COLUMBUS, OH – The start of spring ushers in Ohio’s annual wild turkey hunt, and hunters can enjoy the warmer weather in pursuit of this popular game bird. According to the Ohio Department of Natural Resources (ODNR), the 2013 Ohio spring hunting season opens Monday, April 22, with the youth wild turkey season opening Saturday and Sunday, April 20-21.
“Ohio has a good population of wild turkeys and offers some great opportunities for a spring hunt,” said ODNR Director James Zehringer. “The wild turkey is a true conservation success story in Ohio, and we hope to continue to build on our turkey hunting tradition.”
The 2012 hatch should produce more jakes (1-year-old male turkeys) this year and will help offset the poor 2011 hatch.

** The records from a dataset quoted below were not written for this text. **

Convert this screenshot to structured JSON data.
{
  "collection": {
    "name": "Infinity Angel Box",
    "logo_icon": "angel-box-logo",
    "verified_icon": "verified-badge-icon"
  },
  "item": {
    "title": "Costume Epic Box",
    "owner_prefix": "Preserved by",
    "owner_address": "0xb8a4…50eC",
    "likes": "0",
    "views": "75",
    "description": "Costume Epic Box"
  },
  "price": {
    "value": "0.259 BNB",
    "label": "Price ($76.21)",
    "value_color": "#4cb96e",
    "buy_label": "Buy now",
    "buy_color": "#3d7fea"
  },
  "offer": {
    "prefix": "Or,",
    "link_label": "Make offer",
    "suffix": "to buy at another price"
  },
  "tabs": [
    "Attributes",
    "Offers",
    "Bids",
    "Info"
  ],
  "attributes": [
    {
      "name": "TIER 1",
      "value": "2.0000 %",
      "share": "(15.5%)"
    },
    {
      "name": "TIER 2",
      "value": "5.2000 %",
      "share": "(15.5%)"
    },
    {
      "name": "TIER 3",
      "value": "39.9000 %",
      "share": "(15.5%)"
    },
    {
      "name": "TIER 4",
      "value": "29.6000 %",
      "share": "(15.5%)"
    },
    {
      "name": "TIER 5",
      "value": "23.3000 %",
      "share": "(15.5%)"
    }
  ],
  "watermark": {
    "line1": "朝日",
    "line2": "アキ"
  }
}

However, the woods may be quieter with fewer 2-year-old toms (male turkeys). These turkeys are generally the most vocal gobblers and readily located by hunters.
Hunters harvested 17,657 wild turkeys during the 2012 youth and spring turkey seasons. The total checked in 2011 was 18,162 wild turkeys.

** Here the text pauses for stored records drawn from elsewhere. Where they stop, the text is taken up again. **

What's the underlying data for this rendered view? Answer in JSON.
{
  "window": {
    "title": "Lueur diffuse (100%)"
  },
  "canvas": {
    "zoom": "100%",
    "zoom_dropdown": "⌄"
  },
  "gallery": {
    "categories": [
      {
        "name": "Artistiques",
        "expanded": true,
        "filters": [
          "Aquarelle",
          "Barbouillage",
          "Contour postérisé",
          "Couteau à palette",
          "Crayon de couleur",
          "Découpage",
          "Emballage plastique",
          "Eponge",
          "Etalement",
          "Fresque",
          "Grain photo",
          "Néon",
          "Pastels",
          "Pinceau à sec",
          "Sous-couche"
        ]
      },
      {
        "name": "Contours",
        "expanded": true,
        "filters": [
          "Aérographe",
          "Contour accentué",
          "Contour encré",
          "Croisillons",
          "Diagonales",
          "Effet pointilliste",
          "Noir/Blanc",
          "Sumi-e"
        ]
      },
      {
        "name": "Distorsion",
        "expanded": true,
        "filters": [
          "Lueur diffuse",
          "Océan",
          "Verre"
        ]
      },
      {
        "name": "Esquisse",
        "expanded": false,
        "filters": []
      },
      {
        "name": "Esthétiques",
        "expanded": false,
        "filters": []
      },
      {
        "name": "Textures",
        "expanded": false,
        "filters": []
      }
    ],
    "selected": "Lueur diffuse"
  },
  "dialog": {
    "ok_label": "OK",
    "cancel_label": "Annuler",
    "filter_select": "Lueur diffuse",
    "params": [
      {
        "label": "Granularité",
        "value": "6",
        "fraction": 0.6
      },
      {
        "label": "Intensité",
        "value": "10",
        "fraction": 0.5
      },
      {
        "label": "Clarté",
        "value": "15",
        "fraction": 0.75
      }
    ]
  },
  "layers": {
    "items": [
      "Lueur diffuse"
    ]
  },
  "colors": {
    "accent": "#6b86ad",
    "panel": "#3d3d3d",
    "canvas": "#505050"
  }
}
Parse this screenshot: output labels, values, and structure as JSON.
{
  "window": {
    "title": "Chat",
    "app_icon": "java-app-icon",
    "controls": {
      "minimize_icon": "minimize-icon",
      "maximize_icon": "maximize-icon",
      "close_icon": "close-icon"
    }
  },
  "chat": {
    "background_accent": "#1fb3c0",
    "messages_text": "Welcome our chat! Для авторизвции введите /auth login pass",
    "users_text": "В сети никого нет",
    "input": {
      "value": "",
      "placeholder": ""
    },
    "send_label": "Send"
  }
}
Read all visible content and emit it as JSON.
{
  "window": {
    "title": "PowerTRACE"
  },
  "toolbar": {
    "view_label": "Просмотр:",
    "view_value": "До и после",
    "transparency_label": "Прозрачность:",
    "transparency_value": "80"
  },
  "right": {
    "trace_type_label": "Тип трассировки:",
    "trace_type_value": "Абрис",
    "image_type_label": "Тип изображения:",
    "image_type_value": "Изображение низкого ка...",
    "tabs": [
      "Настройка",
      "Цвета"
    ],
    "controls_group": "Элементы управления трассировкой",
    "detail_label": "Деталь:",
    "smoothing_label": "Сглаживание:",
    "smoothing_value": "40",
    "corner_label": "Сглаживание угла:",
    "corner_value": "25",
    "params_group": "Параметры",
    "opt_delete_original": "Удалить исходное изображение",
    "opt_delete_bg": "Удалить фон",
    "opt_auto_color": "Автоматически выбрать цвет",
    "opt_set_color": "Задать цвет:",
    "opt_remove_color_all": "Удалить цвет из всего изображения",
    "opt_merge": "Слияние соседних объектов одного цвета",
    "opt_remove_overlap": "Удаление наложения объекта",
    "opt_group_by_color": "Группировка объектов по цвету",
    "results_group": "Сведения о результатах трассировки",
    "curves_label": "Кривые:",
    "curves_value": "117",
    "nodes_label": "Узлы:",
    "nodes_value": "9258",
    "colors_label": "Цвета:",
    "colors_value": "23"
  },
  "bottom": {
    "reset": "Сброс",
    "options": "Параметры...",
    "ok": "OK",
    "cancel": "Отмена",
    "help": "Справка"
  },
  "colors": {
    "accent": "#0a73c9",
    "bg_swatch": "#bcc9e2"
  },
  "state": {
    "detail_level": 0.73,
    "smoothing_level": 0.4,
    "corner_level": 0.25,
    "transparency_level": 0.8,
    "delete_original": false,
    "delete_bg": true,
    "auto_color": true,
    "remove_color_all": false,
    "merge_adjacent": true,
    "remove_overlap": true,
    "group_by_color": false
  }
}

The ODNR Division of Wildlife anticipates as many as 70,000 licensed hunters, not counting exempt landowners hunting on their own property, will enjoy Ohio’s popular spring wild turkey season before it comes to a close on Sunday, May 19. The spring and youth turkey seasons are open statewide with the exception of Lake La Su An Wildlife Area in Williams County, which requires a special hunting permit.

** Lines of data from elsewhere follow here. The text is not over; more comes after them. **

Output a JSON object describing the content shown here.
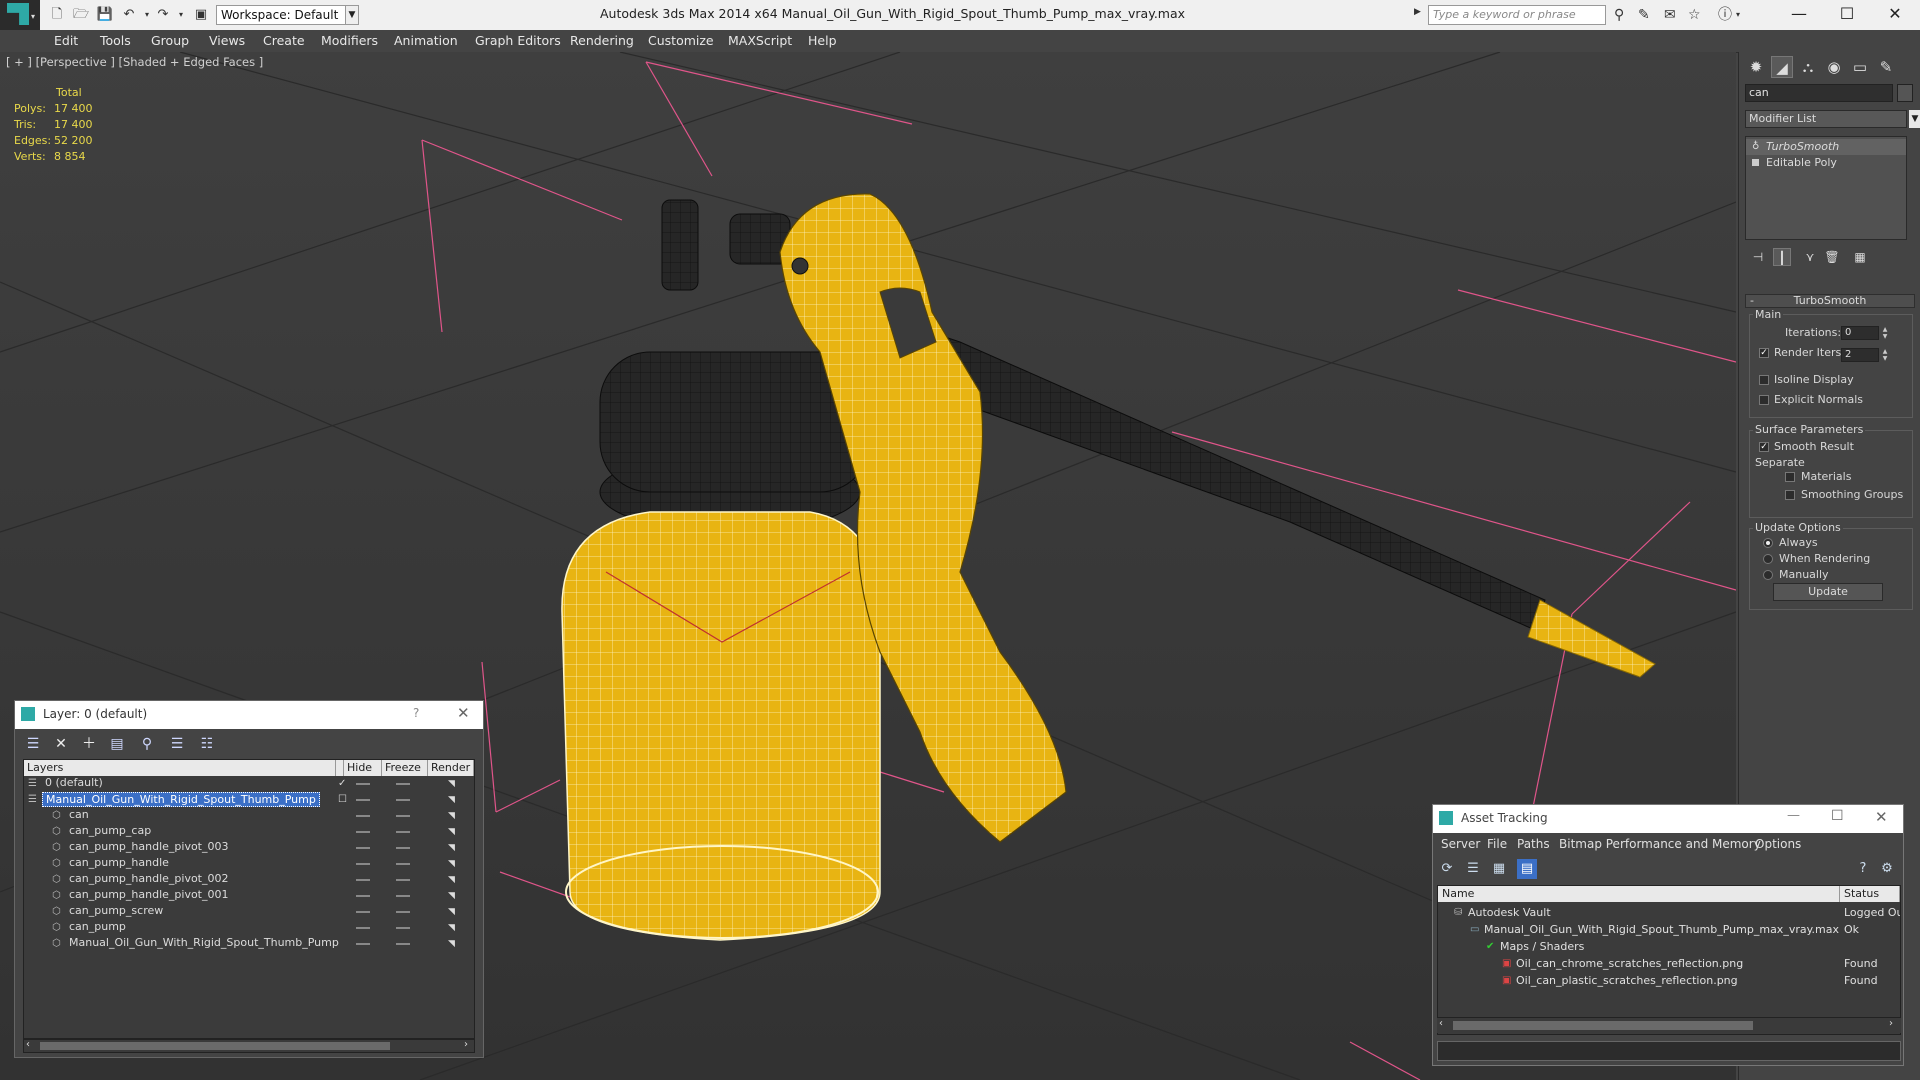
{
  "titlebar": {
    "workspace": "Workspace: Default",
    "app_title": "Autodesk 3ds Max  2014 x64      Manual_Oil_Gun_With_Rigid_Spout_Thumb_Pump_max_vray.max",
    "search_placeholder": "Type a keyword or phrase"
  },
  "menu": [
    "Edit",
    "Tools",
    "Group",
    "Views",
    "Create",
    "Modifiers",
    "Animation",
    "Graph Editors",
    "Rendering",
    "Customize",
    "MAXScript",
    "Help"
  ],
  "viewport": {
    "label": "[ + ] [Perspective ] [Shaded + Edged Faces ]",
    "stats_header": "Total",
    "stats": [
      {
        "label": "Polys:",
        "value": "17 400"
      },
      {
        "label": "Tris:",
        "value": "17 400"
      },
      {
        "label": "Edges:",
        "value": "52 200"
      },
      {
        "label": "Verts:",
        "value": "8 854"
      }
    ]
  },
  "command_panel": {
    "object_name": "can",
    "modifier_list": "Modifier List",
    "stack": [
      "TurboSmooth",
      "Editable Poly"
    ],
    "rollout_title": "TurboSmooth",
    "main_label": "Main",
    "iterations_label": "Iterations:",
    "iterations_value": "0",
    "render_iters_label": "Render Iters:",
    "render_iters_value": "2",
    "isoline_label": "Isoline Display",
    "explicit_normals_label": "Explicit Normals",
    "surface_label": "Surface Parameters",
    "smooth_result_label": "Smooth Result",
    "separate_label": "Separate",
    "materials_label": "Materials",
    "smoothing_groups_label": "Smoothing Groups",
    "update_options_label": "Update Options",
    "always_label": "Always",
    "when_rendering_label": "When Rendering",
    "manually_label": "Manually",
    "update_button": "Update"
  },
  "layer_dialog": {
    "title": "Layer: 0 (default)",
    "help": "?",
    "columns": [
      "Layers",
      "Hide",
      "Freeze",
      "Render"
    ],
    "rows": [
      {
        "name": "0 (default)",
        "level": 0,
        "type": "layer"
      },
      {
        "name": "Manual_Oil_Gun_With_Rigid_Spout_Thumb_Pump",
        "level": 0,
        "type": "layer",
        "selected": true
      },
      {
        "name": "can",
        "level": 1,
        "type": "object"
      },
      {
        "name": "can_pump_cap",
        "level": 1,
        "type": "object"
      },
      {
        "name": "can_pump_handle_pivot_003",
        "level": 1,
        "type": "object"
      },
      {
        "name": "can_pump_handle",
        "level": 1,
        "type": "object"
      },
      {
        "name": "can_pump_handle_pivot_002",
        "level": 1,
        "type": "object"
      },
      {
        "name": "can_pump_handle_pivot_001",
        "level": 1,
        "type": "object"
      },
      {
        "name": "can_pump_screw",
        "level": 1,
        "type": "object"
      },
      {
        "name": "can_pump",
        "level": 1,
        "type": "object"
      },
      {
        "name": "Manual_Oil_Gun_With_Rigid_Spout_Thumb_Pump",
        "level": 1,
        "type": "object"
      }
    ]
  },
  "asset_dialog": {
    "title": "Asset Tracking",
    "menu": [
      "Server",
      "File",
      "Paths",
      "Bitmap Performance and Memory",
      "Options"
    ],
    "columns": [
      "Name",
      "Status"
    ],
    "rows": [
      {
        "name": "Autodesk Vault",
        "status": "Logged Out",
        "level": 0
      },
      {
        "name": "Manual_Oil_Gun_With_Rigid_Spout_Thumb_Pump_max_vray.max",
        "status": "Ok",
        "level": 1
      },
      {
        "name": "Maps / Shaders",
        "status": "",
        "level": 2
      },
      {
        "name": "Oil_can_chrome_scratches_reflection.png",
        "status": "Found",
        "level": 3
      },
      {
        "name": "Oil_can_plastic_scratches_reflection.png",
        "status": "Found",
        "level": 3
      }
    ]
  },
  "colors": {
    "yellow": "#e8b412",
    "dark": "#222222",
    "stat_text": "#e9d94a",
    "selection": "#3b6fc6"
  }
}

In a new tagging procedure implemented this year, hunters will need to make their own game tag to attach to a wild turkey. Game tags can be made of any material (cardboard, plastic, paper, etc.) as long as it contains the hunter’s name, date, time and county of the kill. Go to the Turkey Hunting Resources page at wildohio.com for more information on changes to the game check process.
All hunters must report their turkey harvest using the automated game check system. Hunters have three options to complete the game check:
- Online at wildohio.com or ohiogamecheck.com;
- By telephone at 877-TAG-ITOH (877-824-4864);
- Any license agent. A list of agents can be found at wildohio.com or by calling
Game-check transactions are available online and by telephone seven days a week and during holidays. Landowners exempt from purchasing a turkey permit, and any other person not required to purchase a turkey permit, cannot use the phone-in option.
Hunters are required to have a hunting license and a spring turkey-hunting permit. The spring season bag limit is two bearded turkeys. Hunters can harvest one bearded turkey per day, and a second spring turkey permit can be purchased at any time throughout the spring turkey season. Turkeys must be checked by 11:30 p.m. the day of harvest.
The youth-only turkey hunt is April 20-21 for those possessing a valid youth hunting license and youth turkey permit. Youth hunters must be accompanied by a non-hunting adult, 18 years of age or older.
Legal hunting hours are one-half hour before sunrise until noon from April 22-May 5. Hunting hours from May 6-19 will be a half-hour before sunrise to sunset. Legal hunting hours are one half-hour before sunrise to sunset during the two-day youth season.
Hunters may use shotguns, longbows and crossbows to hunt wild turkeys. It is unlawful to hunt turkeys using bait, live decoys or electronic calling devices, or to shoot a wild turkey while it is in a tree. The ODNR Division of Wildlife advises turkey hunters to wear hunter orange clothing when entering, leaving or moving through hunting areas in order to remain visible to others.
Wild turkey breeding activity is primarily controlled by the increasing amount of daylight. Hens typically start incubating eggs around May 1 in Ohio. Ohio’s current wild turkey population is approximately 180,000.
Ohio’s first modern day wild turkey season opened in 1966 in nine counties, and hunters checked 12 birds. The total number of checked turkeys topped 1,000 for the first time in 1984. Turkey hunting was opened statewide in 2000.
ODNR ensures a balance between wise use and protection of our natural resources for the benefit of all. Visit the ODNR website at ohiodnr.gov.